* [Exercise]: Exactly as they appear, retype the lines from the one containing "Serialize everything readable" through the final line of the data below. Leave pictures out.

*** Opening Dataset records ***

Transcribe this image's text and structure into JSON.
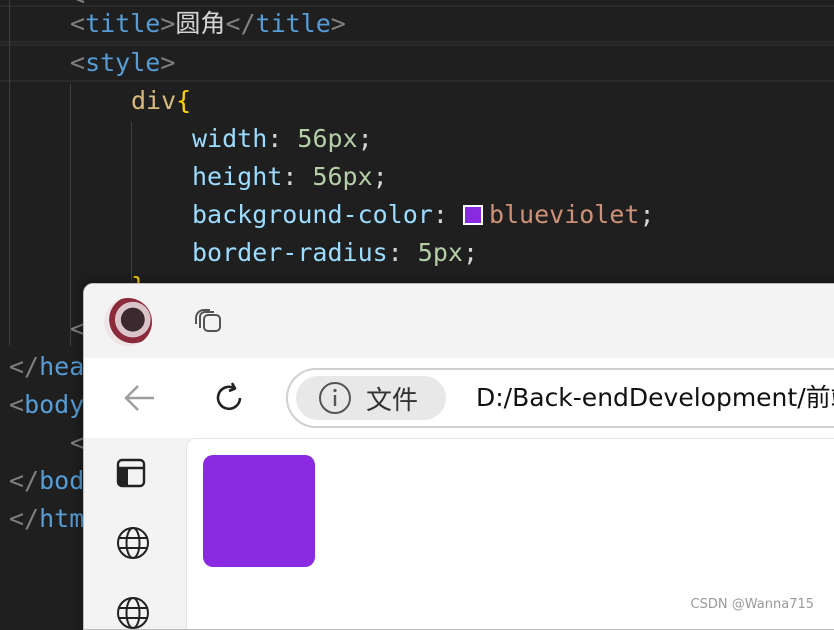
{
  "code": {
    "title_tag_open": "<title>",
    "title_tag_lt": "<",
    "title_tag_name": "title",
    "title_tag_gt": ">",
    "title_text": "圆角",
    "title_close_lt": "</",
    "title_close_name": "title",
    "title_close_gt": ">",
    "style_lt": "<",
    "style_name": "style",
    "style_gt": ">",
    "selector": "div",
    "brace_open": "{",
    "brace_close": "}",
    "decls": [
      {
        "prop": "width",
        "value": "56px",
        "kind": "num"
      },
      {
        "prop": "height",
        "value": "56px",
        "kind": "num"
      },
      {
        "prop": "background-color",
        "value": "blueviolet",
        "kind": "color"
      },
      {
        "prop": "border-radius",
        "value": "5px",
        "kind": "num"
      }
    ],
    "colon": ":",
    "semicolon": ";",
    "swatch_color": "#8a2be2",
    "partial_lines": [
      {
        "lt": "<",
        "name": ""
      },
      {
        "lt": "</",
        "name": "hea"
      },
      {
        "lt": "<",
        "name": "body"
      },
      {
        "lt": "<",
        "name": ""
      },
      {
        "lt": "</",
        "name": "bod"
      },
      {
        "lt": "</",
        "name": "htm"
      }
    ]
  },
  "browser": {
    "avatar_icon": "avatar",
    "tabs_icon": "tab-actions-icon",
    "back_icon": "back-arrow-icon",
    "refresh_icon": "refresh-icon",
    "info_icon": "info-icon",
    "chip_label": "文件",
    "url": "D:/Back-endDevelopment/前端",
    "sidebar_icons": [
      "sidebar-panel-icon",
      "globe-icon",
      "globe-icon"
    ],
    "box_color": "#8a2be2"
  },
  "watermark": "CSDN @Wanna715"
}
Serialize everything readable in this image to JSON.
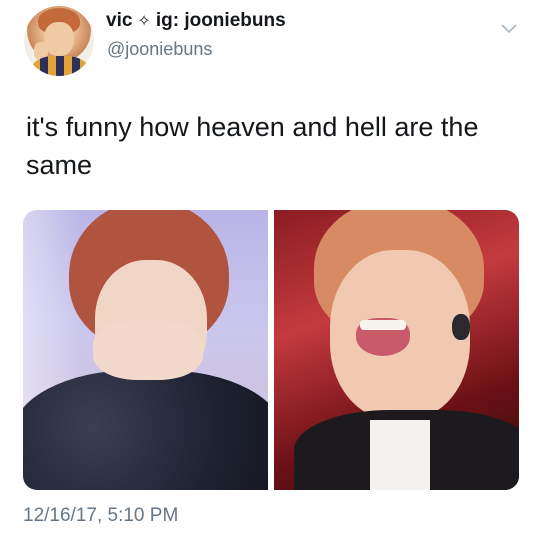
{
  "author": {
    "display_name": "vic",
    "separator_glyph": "✧",
    "display_name_suffix": "ig: jooniebuns",
    "handle": "@jooniebuns"
  },
  "tweet": {
    "text": "it's funny how heaven and hell are the same",
    "timestamp": "12/16/17, 5:10 PM"
  },
  "media": {
    "image_count": 2
  },
  "icons": {
    "menu": "chevron-down-icon",
    "avatar": "avatar"
  },
  "colors": {
    "text_primary": "#14171a",
    "text_secondary": "#657786",
    "background": "#ffffff"
  }
}
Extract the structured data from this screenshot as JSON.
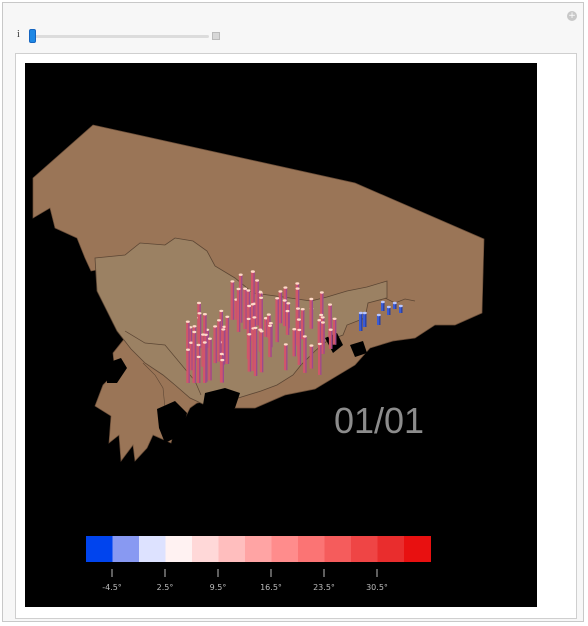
{
  "control": {
    "variable_label": "i",
    "slider_value_fraction": 0.0
  },
  "map": {
    "date_label": "01/01",
    "land_color": "#9a7557",
    "china_color": "#9b8163",
    "background_color": "#000000"
  },
  "legend": {
    "colors": [
      "#0044ee",
      "#8899f2",
      "#dde2ff",
      "#fff2f2",
      "#ffd8d8",
      "#ffbebe",
      "#ffa4a4",
      "#ff8c8c",
      "#fb7474",
      "#f55c5c",
      "#ef4545",
      "#e92d2d",
      "#e81010"
    ],
    "tick_labels": [
      "-4.5°",
      "2.5°",
      "9.5°",
      "16.5°",
      "23.5°",
      "30.5°"
    ]
  }
}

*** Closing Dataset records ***

* [Result of this task]:
Serialize everything readable in this image to JSON.
{
  "author": {
    "display_name": "vic",
    "separator_glyph": "✧",
    "display_name_suffix": "ig: jooniebuns",
    "handle": "@jooniebuns"
  },
  "tweet": {
    "text": "it's funny how heaven and hell are the same",
    "timestamp": "12/16/17, 5:10 PM"
  },
  "media": {
    "image_count": 2
  },
  "icons": {
    "menu": "chevron-down-icon",
    "avatar": "avatar"
  },
  "colors": {
    "text_primary": "#14171a",
    "text_secondary": "#657786",
    "background": "#ffffff"
  }
}
Extract the structured data from this screenshot as JSON.
{
  "control": {
    "variable_label": "i",
    "slider_value_fraction": 0.0
  },
  "map": {
    "date_label": "01/01",
    "land_color": "#9a7557",
    "china_color": "#9b8163",
    "background_color": "#000000"
  },
  "legend": {
    "colors": [
      "#0044ee",
      "#8899f2",
      "#dde2ff",
      "#fff2f2",
      "#ffd8d8",
      "#ffbebe",
      "#ffa4a4",
      "#ff8c8c",
      "#fb7474",
      "#f55c5c",
      "#ef4545",
      "#e92d2d",
      "#e81010"
    ],
    "tick_labels": [
      "-4.5°",
      "2.5°",
      "9.5°",
      "16.5°",
      "23.5°",
      "30.5°"
    ]
  }
}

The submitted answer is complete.